The central air conditioning unit was turned off and the smoke started to subside. Then, members of the crew started coming out telling everybody to go back because it was okay. Slowly, the crowd thinned as they went back to their rooms. We stayed behind due to my sister’s insistence that it might not be safe yet. She said that in the case of her friend’s sister (the one who survived), what started out as fire developed into an explosion after several moments. So we lingered to where we were, just in case something worse would happen.
After over an hour of just sitting in the receiving area, we went back to our room. On the way back, I belatedly studied the ship and read the signs. Instead of going back to the route we took when we boarded the ship, we should have gone the opposite way where it says "emergency exit". I went there and viola, there were the lifeboats lined up just about ten steps from our door.
The life boats were PADLOCKED in their cases. How would we have managed to find the key to gain access thereto? I read the instructions. Okay, just in case we had the key, we were supposed to pull something there which would immediately inflate the life boat to sea. No problem with that. But, if we managed to do this, the boat automatically "jumps" to sea…how do we ride it, when I’m sure those at sea would have ridden it before us??? Next, it says there that after the boat inflates, we need first to CUT the rope (about three inches thick) to free the boat. Where in the world would we get the scissor to cut it????? AND IN A TIME CONSTRAINED SITUATION??? The ship would have sunk first before we could do all of it.
Thank God somebody caught the fire before it spread. Even if it were only a fanbelt, I believe the consistent friction which caused the heavy smoke would have naturally developed into a full blown fire, then we would have been in grave trouble.
After that incident, I so wanted to report the matter to the authorities because of the inaction of the crew members. Imagine, they did not even bother to wake the passengers in the rooms. What if someone suffocated from the heavy smoke in their rooms? It was a blessing that my sister had stuffy nose and taking effort in breathing because it woke her up, when she was already breathing heavy smoke. The crew was not even there to appease the passengers and guide them what to do next in case the situation worsens. Minus klase, that’s what they are. Incompetent crew. My laziness took the better of me and I never managed to write a letter of complaint. I’m now regretting why I did not bother to even write a letter to the management of Sulpicio Lines regarding the inefficacy of their crew. Maybe the management would have done something so that their crew would have better skills in handling emergency situations.

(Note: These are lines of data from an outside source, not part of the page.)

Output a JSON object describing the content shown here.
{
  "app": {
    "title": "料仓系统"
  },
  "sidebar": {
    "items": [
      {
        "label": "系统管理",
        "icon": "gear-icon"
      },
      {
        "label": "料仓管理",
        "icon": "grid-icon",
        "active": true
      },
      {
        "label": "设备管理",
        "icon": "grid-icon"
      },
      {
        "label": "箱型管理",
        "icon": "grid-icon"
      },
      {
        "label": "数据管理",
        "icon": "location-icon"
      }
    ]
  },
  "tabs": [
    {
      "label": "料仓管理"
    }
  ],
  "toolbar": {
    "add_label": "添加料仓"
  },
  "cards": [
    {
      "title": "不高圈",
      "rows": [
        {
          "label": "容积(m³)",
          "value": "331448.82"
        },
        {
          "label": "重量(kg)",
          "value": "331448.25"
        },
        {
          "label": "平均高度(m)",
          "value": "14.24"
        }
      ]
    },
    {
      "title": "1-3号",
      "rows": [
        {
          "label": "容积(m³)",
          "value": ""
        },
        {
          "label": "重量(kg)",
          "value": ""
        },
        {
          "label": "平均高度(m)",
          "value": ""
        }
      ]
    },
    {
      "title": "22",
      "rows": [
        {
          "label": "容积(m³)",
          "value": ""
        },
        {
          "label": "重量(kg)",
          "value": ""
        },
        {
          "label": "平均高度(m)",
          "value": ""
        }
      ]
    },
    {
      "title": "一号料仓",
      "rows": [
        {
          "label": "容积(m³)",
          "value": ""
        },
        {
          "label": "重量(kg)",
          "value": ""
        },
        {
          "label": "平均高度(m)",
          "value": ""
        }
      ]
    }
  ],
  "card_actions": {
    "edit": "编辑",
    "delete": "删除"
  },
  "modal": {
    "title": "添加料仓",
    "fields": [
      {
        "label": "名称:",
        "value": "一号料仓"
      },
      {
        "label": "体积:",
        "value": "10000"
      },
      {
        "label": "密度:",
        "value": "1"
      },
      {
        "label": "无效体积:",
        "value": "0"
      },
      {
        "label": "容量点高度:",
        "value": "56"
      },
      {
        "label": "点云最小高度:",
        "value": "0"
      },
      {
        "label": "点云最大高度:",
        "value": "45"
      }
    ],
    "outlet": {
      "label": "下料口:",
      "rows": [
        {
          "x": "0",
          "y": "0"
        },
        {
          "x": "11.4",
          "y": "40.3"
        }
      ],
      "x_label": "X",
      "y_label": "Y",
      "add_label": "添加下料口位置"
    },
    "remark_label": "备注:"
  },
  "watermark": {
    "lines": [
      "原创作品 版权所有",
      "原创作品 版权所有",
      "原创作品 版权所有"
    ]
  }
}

Reports on the sunken M/V Princess of the Stars state that the passengers trapped in the ship were wearing lifejackets. It was also mentioned that the instruction to abandon ship came too late, only when the ship was already sinking. I bet the passengers (God bless their souls) were just like us then, ready with the lifejackets and just awaiting instructions from the crew on what to do next. I think they would have jumped and abandoned the ship had they been told earlier and when there was still time to do so. I also took note that the survivors were only those who managed to board the lifeboats.
I was so elated when Cebu Pacific and PAL Express started servicing the Butuan – Cebu – Butuan route. I don’t see myself boarding any ships in the near future.